Fifty years later the curators at the Science Museum sought to bring to London the iconic objects that had made this golden age of space exploration. The Cosmonauts exhibition endeavours to present the most significant collection of space artefacts ever to leave Russia: real, cosmonaut-flown spacecraft, pioneering rocket engines, spacesuits and life support systems. But as crucial as the obvious ‘star’ objects are, the exhibition also reflects on how Russia made science fiction into science fact and confounds expectations by starting with the creative and philosophical concepts of late nineteenth century Russia. Clearly, it tells the story of the Soviet heroes Sergei Korolev, Yuri Gagarin, Valentina Tereshkova and Alexei Leonov, but they all stand on the shoulders of early innovators such as Konstantin Tsiolkovsky (Millard, 2014, p 22–23). Not that the exhibition lacks for astonishing loans too, such as the engineering model of the first satellite Sputnik 1 and the Vostok 6 descent module of Valentina Tereshkova, the first woman in space. Indeed, this article also outlines some of the epic negotiations undertaken to secure a range of iconic loans.

One should also note that an exhibition covering such a wide time range must raise fascinating issues about Russian identity too. Even those of us involved in the project have often fallen into the lazy shorthand of referring to the ‘Soviet’ story. This is wrong. The space story really starts in the final years of Imperial Russia, flourishes in an era of revolution and the Bolshevik state, enjoys a ‘golden’ age in the Soviet period of Nikita Khrushchev and sustains excellence in the post-Communist era of Boris Yeltsin and Vladimir Putin.

For many years the public perception of space science has been known only through the considerable achievements of America’s NASA and the defining moment of the Apollo 11 Moon mission of 1969. And yet Soviet Russia (however defined) was the first space-faring nation. It launched the world’s first satellite (Sputnik) and four years later the first human into orbit (Yuri Gagarin). But when NASA’s Neil Armstrong took his first steps on the Moon the earlier Soviet feats were all but forgotten. The secrecy under which Russia carried out its space programme – all part of its military-industrial complex – no doubt lies at the root of this, and it has been the Science Museum’s mission to bring this untold story to light, through an exhibition of unprecedented ambition.

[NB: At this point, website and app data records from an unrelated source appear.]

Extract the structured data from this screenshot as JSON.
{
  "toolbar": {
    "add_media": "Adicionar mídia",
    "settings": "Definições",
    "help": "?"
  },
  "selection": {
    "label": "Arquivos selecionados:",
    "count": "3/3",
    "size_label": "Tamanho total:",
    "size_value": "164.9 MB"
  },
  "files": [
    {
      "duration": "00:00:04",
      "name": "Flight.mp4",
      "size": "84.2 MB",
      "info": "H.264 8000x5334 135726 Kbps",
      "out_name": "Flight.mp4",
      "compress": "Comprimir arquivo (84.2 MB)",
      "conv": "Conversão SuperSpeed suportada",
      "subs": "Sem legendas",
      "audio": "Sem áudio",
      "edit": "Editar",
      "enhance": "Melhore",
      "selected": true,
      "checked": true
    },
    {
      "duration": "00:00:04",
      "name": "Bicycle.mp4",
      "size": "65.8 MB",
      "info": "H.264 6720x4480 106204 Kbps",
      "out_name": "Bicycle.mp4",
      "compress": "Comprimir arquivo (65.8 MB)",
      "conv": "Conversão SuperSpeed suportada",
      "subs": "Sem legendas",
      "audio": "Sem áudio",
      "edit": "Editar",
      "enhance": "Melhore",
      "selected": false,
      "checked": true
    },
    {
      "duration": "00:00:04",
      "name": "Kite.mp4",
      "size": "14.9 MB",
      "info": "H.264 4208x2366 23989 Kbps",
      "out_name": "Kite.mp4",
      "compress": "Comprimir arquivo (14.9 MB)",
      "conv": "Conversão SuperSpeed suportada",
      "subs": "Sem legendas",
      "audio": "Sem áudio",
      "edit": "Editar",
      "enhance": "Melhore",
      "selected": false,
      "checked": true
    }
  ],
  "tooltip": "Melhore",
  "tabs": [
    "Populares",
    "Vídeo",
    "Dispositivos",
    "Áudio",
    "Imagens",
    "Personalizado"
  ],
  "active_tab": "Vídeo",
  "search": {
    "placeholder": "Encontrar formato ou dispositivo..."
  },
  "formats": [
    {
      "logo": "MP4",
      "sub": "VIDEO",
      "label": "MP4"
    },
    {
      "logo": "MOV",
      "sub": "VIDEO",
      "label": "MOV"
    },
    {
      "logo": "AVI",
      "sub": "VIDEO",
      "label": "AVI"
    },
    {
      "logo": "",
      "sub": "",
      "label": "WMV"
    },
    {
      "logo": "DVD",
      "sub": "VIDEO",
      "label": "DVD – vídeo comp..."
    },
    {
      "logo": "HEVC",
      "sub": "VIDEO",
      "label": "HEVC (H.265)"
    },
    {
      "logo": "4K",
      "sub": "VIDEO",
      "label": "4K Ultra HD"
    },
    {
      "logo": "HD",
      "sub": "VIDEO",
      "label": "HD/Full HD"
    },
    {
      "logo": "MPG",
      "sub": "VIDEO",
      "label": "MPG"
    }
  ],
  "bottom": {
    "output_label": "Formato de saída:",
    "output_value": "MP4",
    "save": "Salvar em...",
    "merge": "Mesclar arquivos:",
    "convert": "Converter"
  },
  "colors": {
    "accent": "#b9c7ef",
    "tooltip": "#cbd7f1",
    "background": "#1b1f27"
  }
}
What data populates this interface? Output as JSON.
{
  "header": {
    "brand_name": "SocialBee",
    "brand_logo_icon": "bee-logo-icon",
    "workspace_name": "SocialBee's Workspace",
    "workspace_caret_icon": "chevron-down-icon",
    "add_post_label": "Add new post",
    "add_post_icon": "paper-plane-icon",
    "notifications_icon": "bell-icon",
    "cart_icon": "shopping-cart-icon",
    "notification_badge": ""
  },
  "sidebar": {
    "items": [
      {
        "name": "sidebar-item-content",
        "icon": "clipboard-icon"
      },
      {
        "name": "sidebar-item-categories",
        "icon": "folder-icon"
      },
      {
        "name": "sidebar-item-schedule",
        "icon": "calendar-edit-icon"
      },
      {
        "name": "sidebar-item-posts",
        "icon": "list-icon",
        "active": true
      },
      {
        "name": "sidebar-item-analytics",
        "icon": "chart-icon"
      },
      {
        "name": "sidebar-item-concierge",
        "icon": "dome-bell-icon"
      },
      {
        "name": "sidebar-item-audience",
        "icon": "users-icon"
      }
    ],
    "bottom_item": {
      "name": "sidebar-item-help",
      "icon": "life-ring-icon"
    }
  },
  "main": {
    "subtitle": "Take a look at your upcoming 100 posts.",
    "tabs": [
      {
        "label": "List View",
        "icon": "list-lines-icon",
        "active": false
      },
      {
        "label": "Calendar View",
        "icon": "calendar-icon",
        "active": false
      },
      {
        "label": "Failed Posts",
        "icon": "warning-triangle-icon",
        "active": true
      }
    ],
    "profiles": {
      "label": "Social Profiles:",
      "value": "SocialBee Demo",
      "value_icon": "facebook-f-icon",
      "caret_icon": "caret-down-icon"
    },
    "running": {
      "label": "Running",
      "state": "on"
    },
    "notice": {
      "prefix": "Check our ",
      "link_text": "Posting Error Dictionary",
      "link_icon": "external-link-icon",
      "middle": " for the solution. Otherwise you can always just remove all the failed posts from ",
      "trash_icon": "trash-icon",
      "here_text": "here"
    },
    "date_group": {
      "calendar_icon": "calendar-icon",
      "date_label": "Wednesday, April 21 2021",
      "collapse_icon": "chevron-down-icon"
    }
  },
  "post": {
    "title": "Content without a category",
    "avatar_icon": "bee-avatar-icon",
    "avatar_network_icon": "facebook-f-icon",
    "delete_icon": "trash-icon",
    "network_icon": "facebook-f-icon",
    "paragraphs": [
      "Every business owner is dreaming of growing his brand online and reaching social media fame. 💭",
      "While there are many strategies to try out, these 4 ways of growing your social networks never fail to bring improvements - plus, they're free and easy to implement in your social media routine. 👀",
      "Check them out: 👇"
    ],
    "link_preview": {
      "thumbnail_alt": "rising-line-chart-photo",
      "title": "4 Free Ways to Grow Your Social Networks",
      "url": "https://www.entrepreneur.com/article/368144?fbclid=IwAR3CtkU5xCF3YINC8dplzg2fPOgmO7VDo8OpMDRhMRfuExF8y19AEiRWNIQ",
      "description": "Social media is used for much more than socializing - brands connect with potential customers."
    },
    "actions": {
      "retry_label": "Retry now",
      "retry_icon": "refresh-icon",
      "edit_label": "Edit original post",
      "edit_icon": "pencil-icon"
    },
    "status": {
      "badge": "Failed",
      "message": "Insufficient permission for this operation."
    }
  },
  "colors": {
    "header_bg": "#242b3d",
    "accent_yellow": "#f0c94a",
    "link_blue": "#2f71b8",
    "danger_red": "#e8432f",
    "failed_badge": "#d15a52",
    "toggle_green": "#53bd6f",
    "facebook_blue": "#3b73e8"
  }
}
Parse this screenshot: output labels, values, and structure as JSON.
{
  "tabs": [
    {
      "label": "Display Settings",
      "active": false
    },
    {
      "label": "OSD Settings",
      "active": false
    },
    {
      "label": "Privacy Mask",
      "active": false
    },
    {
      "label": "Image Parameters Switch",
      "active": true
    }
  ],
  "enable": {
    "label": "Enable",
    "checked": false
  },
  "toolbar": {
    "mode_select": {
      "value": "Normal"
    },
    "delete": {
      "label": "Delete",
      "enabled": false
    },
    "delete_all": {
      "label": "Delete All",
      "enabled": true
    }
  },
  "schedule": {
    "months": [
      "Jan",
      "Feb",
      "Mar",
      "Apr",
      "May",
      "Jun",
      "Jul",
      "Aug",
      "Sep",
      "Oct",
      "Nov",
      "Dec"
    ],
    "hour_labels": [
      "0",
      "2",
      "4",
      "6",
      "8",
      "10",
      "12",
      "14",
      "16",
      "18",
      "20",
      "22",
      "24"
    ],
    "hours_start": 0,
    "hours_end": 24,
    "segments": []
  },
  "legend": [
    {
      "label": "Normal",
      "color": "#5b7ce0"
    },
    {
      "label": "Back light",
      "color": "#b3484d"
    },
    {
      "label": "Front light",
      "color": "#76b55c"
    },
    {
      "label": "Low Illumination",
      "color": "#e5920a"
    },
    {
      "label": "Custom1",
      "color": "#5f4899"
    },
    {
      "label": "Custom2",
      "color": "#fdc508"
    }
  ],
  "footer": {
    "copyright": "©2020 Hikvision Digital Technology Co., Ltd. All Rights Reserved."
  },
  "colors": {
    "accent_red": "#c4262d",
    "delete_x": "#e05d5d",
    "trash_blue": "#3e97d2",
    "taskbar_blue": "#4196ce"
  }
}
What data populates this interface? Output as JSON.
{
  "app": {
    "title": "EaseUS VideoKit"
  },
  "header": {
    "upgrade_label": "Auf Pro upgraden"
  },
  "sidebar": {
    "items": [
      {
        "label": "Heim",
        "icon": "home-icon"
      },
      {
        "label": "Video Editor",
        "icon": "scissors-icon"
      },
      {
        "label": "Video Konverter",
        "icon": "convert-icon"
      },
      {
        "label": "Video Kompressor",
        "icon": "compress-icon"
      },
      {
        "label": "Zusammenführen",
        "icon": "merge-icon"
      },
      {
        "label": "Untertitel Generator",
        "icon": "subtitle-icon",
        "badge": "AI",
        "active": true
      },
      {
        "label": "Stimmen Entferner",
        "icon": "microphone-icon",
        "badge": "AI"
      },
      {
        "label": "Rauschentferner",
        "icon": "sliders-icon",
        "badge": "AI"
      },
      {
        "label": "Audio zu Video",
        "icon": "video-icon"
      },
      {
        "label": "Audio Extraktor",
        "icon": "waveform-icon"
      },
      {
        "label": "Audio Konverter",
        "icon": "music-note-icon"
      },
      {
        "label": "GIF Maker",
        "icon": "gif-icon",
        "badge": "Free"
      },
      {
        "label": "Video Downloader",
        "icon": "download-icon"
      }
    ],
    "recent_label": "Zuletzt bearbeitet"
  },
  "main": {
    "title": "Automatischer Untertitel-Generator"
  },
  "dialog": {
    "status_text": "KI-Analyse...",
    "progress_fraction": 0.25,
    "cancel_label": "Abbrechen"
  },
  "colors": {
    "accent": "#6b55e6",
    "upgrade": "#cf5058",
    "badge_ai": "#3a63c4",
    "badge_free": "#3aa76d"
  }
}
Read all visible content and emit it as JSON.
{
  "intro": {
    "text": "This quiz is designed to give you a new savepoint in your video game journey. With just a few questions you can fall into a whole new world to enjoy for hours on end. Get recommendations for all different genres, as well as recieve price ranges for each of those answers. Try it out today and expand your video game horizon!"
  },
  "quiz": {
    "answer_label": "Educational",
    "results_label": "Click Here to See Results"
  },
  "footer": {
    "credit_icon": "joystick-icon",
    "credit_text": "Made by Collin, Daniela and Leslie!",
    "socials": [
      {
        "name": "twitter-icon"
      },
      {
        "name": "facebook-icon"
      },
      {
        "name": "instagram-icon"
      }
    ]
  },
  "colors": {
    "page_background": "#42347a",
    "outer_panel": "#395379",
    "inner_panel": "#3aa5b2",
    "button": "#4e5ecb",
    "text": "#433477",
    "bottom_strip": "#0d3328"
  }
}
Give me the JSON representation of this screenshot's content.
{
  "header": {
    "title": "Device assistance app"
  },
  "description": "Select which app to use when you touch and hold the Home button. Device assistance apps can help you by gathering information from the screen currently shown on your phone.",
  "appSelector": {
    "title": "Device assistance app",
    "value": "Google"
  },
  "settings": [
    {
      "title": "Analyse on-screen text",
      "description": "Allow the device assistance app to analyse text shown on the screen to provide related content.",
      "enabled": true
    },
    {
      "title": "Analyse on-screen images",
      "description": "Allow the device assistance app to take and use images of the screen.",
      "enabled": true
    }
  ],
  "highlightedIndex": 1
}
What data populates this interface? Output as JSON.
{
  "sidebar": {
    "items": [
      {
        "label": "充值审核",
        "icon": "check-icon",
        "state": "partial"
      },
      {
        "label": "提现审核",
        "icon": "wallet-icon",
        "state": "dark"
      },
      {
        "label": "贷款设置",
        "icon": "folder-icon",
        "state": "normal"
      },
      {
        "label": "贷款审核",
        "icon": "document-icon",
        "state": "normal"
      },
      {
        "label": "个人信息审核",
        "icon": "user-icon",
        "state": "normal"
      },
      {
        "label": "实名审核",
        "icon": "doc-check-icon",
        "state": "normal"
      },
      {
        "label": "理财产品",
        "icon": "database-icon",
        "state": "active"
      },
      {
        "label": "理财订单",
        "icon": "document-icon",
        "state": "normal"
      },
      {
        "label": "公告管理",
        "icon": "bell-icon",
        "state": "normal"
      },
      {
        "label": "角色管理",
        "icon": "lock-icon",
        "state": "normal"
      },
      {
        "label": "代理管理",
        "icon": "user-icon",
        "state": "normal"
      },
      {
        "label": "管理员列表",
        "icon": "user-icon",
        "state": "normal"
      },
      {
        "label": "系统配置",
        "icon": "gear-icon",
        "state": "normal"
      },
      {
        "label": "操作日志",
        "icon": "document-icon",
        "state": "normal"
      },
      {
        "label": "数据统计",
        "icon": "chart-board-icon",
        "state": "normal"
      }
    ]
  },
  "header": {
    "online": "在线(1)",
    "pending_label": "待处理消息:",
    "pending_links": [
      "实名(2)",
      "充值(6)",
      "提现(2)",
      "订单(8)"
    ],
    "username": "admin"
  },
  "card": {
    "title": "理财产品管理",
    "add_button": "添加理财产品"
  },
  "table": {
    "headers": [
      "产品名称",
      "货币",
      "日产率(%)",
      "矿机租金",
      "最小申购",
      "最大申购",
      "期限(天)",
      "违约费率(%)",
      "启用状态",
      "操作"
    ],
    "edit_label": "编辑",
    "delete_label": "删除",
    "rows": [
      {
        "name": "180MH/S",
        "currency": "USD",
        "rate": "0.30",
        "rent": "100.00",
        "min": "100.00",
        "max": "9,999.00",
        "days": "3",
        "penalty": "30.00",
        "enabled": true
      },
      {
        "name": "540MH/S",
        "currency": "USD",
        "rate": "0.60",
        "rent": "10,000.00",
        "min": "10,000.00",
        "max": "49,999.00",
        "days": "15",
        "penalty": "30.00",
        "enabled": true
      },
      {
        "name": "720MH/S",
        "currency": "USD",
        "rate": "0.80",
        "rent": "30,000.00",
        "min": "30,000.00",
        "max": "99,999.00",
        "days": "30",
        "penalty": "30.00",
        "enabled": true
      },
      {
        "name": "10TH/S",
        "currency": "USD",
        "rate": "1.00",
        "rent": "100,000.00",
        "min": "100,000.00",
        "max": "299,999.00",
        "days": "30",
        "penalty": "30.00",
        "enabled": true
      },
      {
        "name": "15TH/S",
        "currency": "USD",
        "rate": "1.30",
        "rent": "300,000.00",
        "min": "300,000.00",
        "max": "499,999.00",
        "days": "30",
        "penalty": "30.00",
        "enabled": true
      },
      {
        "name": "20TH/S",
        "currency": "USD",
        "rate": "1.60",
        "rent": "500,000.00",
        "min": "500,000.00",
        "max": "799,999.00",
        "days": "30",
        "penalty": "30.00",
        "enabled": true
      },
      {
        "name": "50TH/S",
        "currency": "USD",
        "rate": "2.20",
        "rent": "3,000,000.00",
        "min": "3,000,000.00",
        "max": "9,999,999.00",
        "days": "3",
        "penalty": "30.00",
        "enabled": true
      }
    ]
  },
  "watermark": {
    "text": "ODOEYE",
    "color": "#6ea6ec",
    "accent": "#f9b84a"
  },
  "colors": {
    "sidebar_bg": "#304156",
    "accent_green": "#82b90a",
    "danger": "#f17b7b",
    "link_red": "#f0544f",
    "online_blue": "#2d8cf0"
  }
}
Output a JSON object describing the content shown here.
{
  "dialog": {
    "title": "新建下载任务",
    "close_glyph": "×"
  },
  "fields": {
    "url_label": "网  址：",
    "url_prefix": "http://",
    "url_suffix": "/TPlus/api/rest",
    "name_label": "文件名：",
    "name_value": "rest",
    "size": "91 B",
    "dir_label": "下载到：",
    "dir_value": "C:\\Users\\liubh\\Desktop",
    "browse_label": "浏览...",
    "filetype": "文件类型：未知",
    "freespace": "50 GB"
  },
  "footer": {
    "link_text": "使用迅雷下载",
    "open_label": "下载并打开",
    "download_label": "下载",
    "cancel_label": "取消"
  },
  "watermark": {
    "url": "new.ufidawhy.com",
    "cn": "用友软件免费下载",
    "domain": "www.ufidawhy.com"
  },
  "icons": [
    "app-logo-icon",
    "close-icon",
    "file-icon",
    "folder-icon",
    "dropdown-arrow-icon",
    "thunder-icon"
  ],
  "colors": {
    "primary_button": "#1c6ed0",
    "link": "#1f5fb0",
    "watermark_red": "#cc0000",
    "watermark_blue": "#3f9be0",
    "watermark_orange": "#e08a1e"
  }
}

The Museum’s desire to tell the unknown story through an unprecedented showcase of real historical technology, equipment and memorabilia proved to be one of the most complex and challenging projects within the museum sector. It involved negotiations with the military sector, the declassification of certain exhibits, the engagement of state authorities in both countries, and all at a time when the political and economic weather threatened to undermine the project on both ends in a country shaken by economic crisis, territorial disputes and under EU sanctions.

Figure 2

Colour photograph of a spherical soviet descent module

Vostok 6 descent module in the museum of RKK Energia

Component DOI: http://dx.doi.org/10.15180/150406/002